Manu Lopez, Ph.D

Assistant Professor, Religion

I am a scholar of Buddhism with a particular regional focus on Tibet and the Himalayas (Tibet, Bhutan, Nepal). I am an Assistant Professor of Religion at New College of Florida, where I teach courses on Buddhism, Tibetan and Himalayan Buddhism, Buddhist Contemplative Systems, Hinduism, and Asian Religions in general.

Cal Murgu, MA MLS

Assistant Librarian, Digital Humanities

Atalay Kutlay

Library Fellow, Digital Humanities

Falon Mansfield

Undergraduate Student

I am a fourth-year student at New College of Florida studying Religion and Ancient Greek. My main concentrations are ancient Judaism and Christianity, specifically wisdom literature, the early Jesus movement, and Gnosticism. I am currently writing my thesis on the personification and apotheosis of wisdom in biblical and apocryphal texts.

Pamela McCabe

Undergraduate Student

I am a fourth-year student with an AOC in Religion at New College of Florida. My focus of study is on religious art within East Asia and Buddhism.
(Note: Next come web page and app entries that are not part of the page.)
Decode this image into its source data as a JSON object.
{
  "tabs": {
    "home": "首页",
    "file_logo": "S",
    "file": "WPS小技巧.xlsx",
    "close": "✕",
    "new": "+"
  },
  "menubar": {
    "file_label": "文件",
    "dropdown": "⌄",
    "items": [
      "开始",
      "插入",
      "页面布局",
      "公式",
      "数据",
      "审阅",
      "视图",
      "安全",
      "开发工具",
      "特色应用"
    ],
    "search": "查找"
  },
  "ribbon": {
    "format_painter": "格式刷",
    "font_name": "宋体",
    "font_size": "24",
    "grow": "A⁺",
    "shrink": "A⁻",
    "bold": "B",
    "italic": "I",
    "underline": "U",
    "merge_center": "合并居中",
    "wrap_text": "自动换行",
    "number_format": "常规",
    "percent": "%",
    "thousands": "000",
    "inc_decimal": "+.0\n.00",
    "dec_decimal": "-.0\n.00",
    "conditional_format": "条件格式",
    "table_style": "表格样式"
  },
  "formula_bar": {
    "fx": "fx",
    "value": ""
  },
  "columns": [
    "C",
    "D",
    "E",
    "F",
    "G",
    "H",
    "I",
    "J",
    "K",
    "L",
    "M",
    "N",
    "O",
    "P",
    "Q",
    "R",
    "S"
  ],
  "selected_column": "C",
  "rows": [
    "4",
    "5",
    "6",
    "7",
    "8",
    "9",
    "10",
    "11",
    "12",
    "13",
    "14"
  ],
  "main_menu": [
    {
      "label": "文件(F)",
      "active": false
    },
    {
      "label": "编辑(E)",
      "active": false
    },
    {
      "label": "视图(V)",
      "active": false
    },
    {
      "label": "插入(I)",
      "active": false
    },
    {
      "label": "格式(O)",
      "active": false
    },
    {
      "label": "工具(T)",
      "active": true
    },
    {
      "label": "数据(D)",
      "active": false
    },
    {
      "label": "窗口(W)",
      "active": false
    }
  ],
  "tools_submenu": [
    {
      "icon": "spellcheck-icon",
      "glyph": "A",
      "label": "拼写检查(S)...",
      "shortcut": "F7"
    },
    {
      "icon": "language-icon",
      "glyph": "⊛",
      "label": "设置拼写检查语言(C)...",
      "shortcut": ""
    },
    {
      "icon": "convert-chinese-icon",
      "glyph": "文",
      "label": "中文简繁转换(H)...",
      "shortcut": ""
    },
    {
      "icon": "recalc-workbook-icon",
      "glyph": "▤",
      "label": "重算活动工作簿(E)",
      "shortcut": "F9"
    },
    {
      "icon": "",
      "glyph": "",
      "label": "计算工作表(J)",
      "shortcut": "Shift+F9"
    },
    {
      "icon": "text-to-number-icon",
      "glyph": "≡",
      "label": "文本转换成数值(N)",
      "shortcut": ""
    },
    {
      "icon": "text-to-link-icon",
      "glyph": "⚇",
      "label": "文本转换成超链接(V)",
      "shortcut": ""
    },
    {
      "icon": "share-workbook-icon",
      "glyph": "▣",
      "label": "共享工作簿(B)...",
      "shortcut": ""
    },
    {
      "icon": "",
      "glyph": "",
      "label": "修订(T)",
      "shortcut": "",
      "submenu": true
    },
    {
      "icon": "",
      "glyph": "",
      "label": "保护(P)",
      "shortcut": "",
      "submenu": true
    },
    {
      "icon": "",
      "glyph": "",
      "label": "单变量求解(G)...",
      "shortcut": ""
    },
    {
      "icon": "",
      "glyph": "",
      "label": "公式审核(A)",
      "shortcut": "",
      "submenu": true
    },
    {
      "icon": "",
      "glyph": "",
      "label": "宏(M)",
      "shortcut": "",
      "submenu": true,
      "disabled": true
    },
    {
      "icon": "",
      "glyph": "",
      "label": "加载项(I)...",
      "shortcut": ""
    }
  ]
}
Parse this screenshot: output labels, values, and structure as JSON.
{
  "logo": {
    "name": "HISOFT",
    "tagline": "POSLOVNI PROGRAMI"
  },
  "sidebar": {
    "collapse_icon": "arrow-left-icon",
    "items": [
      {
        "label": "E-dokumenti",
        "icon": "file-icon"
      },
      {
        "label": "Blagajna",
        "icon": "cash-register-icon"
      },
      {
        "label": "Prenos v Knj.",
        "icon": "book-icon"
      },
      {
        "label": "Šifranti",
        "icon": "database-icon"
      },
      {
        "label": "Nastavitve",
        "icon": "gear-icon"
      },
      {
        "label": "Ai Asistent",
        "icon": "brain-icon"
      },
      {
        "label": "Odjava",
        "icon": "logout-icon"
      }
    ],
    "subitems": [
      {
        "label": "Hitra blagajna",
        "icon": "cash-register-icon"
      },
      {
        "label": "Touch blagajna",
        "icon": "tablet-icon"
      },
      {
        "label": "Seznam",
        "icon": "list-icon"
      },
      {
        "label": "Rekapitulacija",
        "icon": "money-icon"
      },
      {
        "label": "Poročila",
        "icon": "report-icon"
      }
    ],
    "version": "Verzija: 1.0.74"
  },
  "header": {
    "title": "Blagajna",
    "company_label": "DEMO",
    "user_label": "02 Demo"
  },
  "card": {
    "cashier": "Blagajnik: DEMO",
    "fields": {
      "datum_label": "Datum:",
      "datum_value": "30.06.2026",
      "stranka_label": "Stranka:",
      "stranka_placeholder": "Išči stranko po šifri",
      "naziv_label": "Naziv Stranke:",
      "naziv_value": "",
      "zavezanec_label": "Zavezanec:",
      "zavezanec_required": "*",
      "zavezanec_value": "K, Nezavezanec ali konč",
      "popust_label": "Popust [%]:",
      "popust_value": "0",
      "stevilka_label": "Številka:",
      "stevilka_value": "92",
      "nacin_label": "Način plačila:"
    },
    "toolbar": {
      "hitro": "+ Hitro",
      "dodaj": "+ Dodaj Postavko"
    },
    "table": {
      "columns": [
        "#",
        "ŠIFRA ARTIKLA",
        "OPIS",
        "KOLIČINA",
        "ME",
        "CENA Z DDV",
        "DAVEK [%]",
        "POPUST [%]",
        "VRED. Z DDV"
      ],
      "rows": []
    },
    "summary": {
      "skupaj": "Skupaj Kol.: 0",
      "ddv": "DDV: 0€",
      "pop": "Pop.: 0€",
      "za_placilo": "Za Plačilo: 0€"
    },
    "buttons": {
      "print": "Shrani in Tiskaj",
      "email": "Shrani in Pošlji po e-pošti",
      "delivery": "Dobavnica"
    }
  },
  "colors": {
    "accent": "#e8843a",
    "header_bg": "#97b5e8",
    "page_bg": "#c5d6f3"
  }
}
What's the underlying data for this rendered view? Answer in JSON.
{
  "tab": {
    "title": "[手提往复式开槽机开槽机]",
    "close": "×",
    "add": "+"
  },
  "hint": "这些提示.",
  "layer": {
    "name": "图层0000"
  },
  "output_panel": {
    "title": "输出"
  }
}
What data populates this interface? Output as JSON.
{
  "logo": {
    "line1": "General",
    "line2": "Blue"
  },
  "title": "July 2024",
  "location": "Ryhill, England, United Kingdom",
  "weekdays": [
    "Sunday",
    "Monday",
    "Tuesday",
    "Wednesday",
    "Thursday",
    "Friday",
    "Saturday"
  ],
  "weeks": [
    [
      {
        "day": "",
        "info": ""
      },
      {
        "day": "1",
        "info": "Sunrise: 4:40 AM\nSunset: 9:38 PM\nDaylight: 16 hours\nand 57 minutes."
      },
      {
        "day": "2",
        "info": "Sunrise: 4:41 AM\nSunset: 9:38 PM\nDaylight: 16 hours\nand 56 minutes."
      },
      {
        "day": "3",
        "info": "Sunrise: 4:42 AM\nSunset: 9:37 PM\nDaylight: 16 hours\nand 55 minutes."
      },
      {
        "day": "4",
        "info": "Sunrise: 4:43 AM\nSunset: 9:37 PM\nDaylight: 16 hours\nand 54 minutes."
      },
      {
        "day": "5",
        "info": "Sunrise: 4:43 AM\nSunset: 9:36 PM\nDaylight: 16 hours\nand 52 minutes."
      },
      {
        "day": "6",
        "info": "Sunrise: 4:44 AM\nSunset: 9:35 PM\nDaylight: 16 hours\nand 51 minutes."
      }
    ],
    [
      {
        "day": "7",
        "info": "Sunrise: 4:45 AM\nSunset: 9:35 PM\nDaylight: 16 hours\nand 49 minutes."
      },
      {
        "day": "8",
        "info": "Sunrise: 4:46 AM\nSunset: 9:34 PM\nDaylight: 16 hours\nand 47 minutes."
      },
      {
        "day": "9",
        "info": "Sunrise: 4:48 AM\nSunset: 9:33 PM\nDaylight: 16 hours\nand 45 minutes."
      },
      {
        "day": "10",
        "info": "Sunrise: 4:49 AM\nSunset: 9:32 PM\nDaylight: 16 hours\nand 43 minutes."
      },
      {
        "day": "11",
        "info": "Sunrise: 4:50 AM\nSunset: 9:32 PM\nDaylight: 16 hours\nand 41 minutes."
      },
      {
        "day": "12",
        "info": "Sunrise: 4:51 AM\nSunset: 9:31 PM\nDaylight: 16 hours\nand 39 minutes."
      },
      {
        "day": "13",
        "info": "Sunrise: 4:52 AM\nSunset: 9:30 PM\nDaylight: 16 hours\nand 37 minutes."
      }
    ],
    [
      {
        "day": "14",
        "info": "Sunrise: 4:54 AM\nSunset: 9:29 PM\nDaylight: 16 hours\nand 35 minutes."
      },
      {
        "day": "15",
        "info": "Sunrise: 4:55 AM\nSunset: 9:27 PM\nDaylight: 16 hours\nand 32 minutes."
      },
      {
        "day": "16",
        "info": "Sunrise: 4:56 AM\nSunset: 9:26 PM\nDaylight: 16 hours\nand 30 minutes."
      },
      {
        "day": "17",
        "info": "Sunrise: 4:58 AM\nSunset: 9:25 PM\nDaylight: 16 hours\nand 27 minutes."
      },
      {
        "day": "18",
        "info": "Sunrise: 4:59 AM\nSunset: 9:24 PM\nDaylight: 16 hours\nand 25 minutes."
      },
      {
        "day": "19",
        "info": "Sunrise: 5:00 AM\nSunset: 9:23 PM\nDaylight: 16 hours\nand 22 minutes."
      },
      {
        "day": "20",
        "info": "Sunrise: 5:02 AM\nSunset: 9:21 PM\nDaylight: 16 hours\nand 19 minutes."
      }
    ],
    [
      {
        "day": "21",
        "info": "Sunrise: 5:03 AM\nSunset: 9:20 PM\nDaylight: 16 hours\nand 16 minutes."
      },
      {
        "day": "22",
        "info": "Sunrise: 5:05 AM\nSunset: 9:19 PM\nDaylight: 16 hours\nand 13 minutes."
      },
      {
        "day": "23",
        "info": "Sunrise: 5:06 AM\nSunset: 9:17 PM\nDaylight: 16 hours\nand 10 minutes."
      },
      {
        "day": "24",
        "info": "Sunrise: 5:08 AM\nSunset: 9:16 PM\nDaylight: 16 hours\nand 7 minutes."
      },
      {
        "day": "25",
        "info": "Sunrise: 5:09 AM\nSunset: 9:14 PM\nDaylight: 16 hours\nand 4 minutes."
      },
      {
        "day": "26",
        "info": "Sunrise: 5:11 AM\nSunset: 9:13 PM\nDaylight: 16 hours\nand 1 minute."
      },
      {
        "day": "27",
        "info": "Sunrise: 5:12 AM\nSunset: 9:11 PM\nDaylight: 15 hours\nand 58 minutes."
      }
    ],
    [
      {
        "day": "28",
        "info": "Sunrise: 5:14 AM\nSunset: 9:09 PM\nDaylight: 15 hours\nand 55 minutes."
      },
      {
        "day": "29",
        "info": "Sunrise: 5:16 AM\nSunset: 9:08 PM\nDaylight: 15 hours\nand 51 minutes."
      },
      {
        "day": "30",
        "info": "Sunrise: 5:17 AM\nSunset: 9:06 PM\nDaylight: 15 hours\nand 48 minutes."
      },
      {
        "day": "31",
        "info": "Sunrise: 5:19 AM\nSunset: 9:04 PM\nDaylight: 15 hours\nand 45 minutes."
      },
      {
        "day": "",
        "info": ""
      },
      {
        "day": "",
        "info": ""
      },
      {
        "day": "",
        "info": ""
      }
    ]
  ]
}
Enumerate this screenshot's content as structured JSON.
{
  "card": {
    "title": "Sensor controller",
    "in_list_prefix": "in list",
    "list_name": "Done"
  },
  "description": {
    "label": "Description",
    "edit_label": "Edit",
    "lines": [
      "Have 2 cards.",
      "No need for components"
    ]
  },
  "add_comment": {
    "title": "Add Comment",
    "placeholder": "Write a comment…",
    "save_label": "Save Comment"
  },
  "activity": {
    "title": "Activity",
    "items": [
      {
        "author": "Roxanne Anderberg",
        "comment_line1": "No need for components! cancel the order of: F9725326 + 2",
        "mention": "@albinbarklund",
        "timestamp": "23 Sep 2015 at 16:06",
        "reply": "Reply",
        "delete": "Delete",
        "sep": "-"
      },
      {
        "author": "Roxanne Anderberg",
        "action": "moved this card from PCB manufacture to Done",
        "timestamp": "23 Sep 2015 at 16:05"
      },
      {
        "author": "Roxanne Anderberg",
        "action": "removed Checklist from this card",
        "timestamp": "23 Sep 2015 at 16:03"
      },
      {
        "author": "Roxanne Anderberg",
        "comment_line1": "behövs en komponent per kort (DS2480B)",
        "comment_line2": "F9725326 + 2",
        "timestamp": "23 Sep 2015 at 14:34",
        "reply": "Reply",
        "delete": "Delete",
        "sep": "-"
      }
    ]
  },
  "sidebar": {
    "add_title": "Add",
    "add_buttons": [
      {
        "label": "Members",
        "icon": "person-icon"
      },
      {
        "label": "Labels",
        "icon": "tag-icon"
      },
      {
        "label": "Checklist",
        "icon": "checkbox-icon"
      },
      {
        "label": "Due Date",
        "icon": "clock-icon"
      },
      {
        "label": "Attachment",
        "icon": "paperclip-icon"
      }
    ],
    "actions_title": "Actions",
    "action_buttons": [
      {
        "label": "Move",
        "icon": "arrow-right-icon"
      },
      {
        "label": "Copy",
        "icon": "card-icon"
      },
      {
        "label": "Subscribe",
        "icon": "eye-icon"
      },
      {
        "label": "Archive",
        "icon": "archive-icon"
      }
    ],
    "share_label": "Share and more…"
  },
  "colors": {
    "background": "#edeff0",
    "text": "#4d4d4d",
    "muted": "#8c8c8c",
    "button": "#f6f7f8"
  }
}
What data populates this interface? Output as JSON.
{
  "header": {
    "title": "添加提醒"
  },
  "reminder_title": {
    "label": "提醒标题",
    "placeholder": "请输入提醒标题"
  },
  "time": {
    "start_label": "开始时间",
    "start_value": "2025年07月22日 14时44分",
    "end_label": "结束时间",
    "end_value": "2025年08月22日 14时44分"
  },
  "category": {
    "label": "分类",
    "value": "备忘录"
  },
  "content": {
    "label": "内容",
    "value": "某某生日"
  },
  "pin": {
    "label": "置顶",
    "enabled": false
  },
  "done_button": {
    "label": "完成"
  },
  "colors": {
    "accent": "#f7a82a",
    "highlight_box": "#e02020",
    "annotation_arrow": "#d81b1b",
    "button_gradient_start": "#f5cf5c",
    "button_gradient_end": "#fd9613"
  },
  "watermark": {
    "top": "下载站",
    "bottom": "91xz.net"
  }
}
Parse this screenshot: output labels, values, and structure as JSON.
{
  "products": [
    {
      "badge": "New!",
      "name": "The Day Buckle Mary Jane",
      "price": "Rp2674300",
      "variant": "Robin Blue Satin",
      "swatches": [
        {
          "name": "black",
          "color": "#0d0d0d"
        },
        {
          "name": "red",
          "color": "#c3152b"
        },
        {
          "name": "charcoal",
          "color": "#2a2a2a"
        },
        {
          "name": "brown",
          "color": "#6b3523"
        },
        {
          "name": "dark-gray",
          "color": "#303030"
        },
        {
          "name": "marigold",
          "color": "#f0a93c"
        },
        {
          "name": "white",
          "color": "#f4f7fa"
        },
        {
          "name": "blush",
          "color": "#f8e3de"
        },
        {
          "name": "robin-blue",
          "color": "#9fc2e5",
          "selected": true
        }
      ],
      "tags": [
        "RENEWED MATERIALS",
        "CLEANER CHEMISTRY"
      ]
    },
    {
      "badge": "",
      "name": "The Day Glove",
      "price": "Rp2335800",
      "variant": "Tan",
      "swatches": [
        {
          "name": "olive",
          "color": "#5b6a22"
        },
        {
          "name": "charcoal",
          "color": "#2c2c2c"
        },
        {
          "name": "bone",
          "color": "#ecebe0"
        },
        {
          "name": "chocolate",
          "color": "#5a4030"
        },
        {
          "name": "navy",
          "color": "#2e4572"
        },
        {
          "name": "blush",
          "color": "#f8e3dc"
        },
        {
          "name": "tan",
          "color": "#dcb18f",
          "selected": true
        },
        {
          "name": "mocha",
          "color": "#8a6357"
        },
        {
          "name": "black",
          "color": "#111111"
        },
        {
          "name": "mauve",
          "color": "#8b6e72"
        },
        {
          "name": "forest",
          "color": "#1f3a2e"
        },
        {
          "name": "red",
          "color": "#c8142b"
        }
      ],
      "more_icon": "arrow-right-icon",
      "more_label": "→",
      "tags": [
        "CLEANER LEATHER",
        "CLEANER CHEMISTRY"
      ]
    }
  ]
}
I am currently working on my senior undergraduate thesis focusing on misinterpretations and assumptions surrounding consciousness that is depicted in Hymilaian Buddhist Art.


If you have feedback about the site or want to provide updates or corrections about any of the nunneries, please feel free to contact us.